[Task description]
Copy out each line of the listing below that contains the word "value".

[Data supplied]
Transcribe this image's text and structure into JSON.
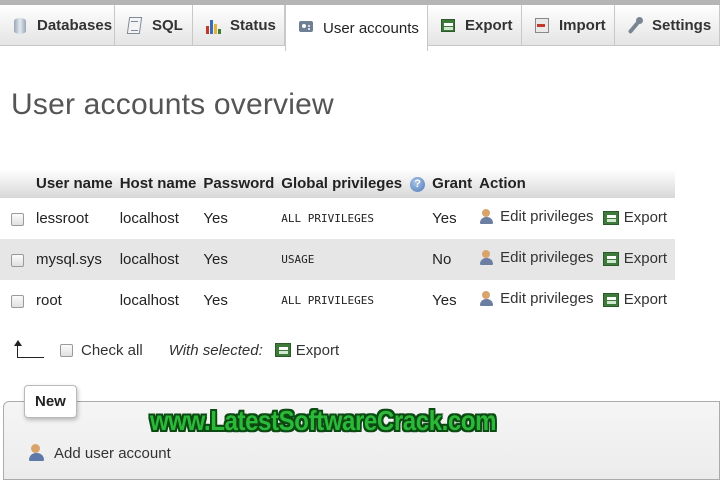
{
  "tabs": [
    {
      "label": "Databases",
      "icon": "database-icon"
    },
    {
      "label": "SQL",
      "icon": "sql-icon"
    },
    {
      "label": "Status",
      "icon": "status-chart-icon"
    },
    {
      "label": "User accounts",
      "icon": "user-accounts-icon",
      "active": true
    },
    {
      "label": "Export",
      "icon": "export-icon"
    },
    {
      "label": "Import",
      "icon": "import-icon"
    },
    {
      "label": "Settings",
      "icon": "wrench-icon"
    }
  ],
  "page_title": "User accounts overview",
  "table": {
    "headers": {
      "user_name": "User name",
      "host_name": "Host name",
      "password": "Password",
      "global_privileges": "Global privileges",
      "grant": "Grant",
      "action": "Action"
    },
    "rows": [
      {
        "user": "lessroot",
        "host": "localhost",
        "password": "Yes",
        "privileges": "ALL PRIVILEGES",
        "grant": "Yes",
        "edit": "Edit privileges",
        "export": "Export"
      },
      {
        "user": "mysql.sys",
        "host": "localhost",
        "password": "Yes",
        "privileges": "USAGE",
        "grant": "No",
        "edit": "Edit privileges",
        "export": "Export"
      },
      {
        "user": "root",
        "host": "localhost",
        "password": "Yes",
        "privileges": "ALL PRIVILEGES",
        "grant": "Yes",
        "edit": "Edit privileges",
        "export": "Export"
      }
    ]
  },
  "bulk": {
    "check_all": "Check all",
    "with_selected": "With selected:",
    "export": "Export"
  },
  "new_section": {
    "legend": "New",
    "add_user": "Add user account"
  },
  "watermark": "www.LatestSoftwareCrack.com",
  "colors": {
    "watermark_green": "#2cb838",
    "row_alt": "#e6e6e6"
  }
}
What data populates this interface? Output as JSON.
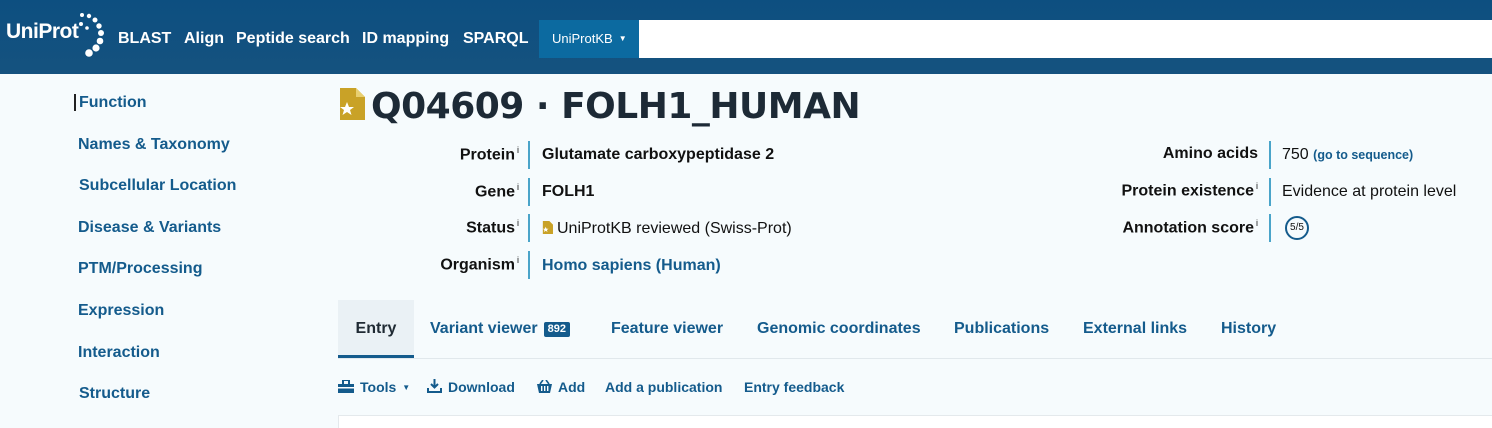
{
  "header": {
    "logo_text": "UniProt",
    "nav": [
      "BLAST",
      "Align",
      "Peptide search",
      "ID mapping",
      "SPARQL"
    ],
    "database": "UniProtKB",
    "search_placeholder": ""
  },
  "sidebar": {
    "items": [
      {
        "label": "Function"
      },
      {
        "label": "Names & Taxonomy"
      },
      {
        "label": "Subcellular Location"
      },
      {
        "label": "Disease & Variants"
      },
      {
        "label": "PTM/Processing"
      },
      {
        "label": "Expression"
      },
      {
        "label": "Interaction"
      },
      {
        "label": "Structure"
      }
    ]
  },
  "entry": {
    "title": "Q04609 · FOLH1_HUMAN",
    "info_mark": "i",
    "left_fields": [
      {
        "label": "Protein",
        "value": "Glutamate carboxypeptidase 2"
      },
      {
        "label": "Gene",
        "value": "FOLH1"
      },
      {
        "label": "Status",
        "value": "UniProtKB reviewed (Swiss-Prot)"
      },
      {
        "label": "Organism",
        "value": "Homo sapiens (Human)"
      }
    ],
    "right_fields": [
      {
        "label": "Amino acids",
        "value": "750",
        "link": "(go to sequence)"
      },
      {
        "label": "Protein existence",
        "value": "Evidence at protein level"
      },
      {
        "label": "Annotation score",
        "value": "5/5"
      }
    ]
  },
  "tabs": [
    {
      "label": "Entry"
    },
    {
      "label": "Variant viewer",
      "badge": "892"
    },
    {
      "label": "Feature viewer"
    },
    {
      "label": "Genomic coordinates"
    },
    {
      "label": "Publications"
    },
    {
      "label": "External links"
    },
    {
      "label": "History"
    }
  ],
  "toolbar": {
    "tools": "Tools",
    "download": "Download",
    "add": "Add",
    "add_publication": "Add a publication",
    "entry_feedback": "Entry feedback"
  },
  "colors": {
    "header": "#15527f",
    "accent": "#145b8c",
    "reviewed_gold": "#c9a227",
    "divider": "#4aa4c9"
  }
}
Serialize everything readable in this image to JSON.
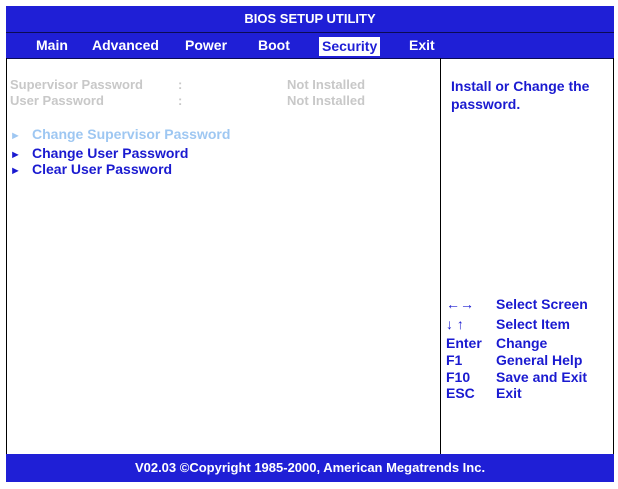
{
  "title": "BIOS SETUP UTILITY",
  "menu": [
    "Main",
    "Advanced",
    "Power",
    "Boot",
    "Security",
    "Exit"
  ],
  "active_menu": "Security",
  "fields": [
    {
      "label": "Supervisor Password",
      "sep": ":",
      "value": "Not Installed"
    },
    {
      "label": "User Password",
      "sep": ":",
      "value": "Not Installed"
    }
  ],
  "options": [
    {
      "label": "Change Supervisor Password",
      "state": "disabled"
    },
    {
      "label": "Change User Password",
      "state": "enabled"
    },
    {
      "label": "Clear User Password",
      "state": "enabled"
    }
  ],
  "arrow_glyph": "►",
  "help": "Install or Change the password.",
  "keys": [
    {
      "key": "←→",
      "desc": "Select Screen"
    },
    {
      "key": "↓ ↑",
      "desc": "Select Item"
    },
    {
      "key": "Enter",
      "desc": "Change"
    },
    {
      "key": "F1",
      "desc": "General Help"
    },
    {
      "key": "F10",
      "desc": "Save and Exit"
    },
    {
      "key": "ESC",
      "desc": "Exit"
    }
  ],
  "footer": "V02.03 ©Copyright 1985-2000, American Megatrends Inc.",
  "colors": {
    "bar_blue": "#1f1fd6",
    "text_blue": "#1a1ad0",
    "disabled_option": "#9ec7f2",
    "disabled_field": "#c8c8c8"
  }
}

[Written response]
        "value": "Glutamate carboxypeptidase 2"
        "value": "FOLH1"
        "value": "UniProtKB reviewed (Swiss-Prot)"
        "value": "Homo sapiens (Human)"
        "value": "750",
        "value": "Evidence at protein level"
        "value": "5/5"
      "value": "Not Installed"
      "value": "Not Installed"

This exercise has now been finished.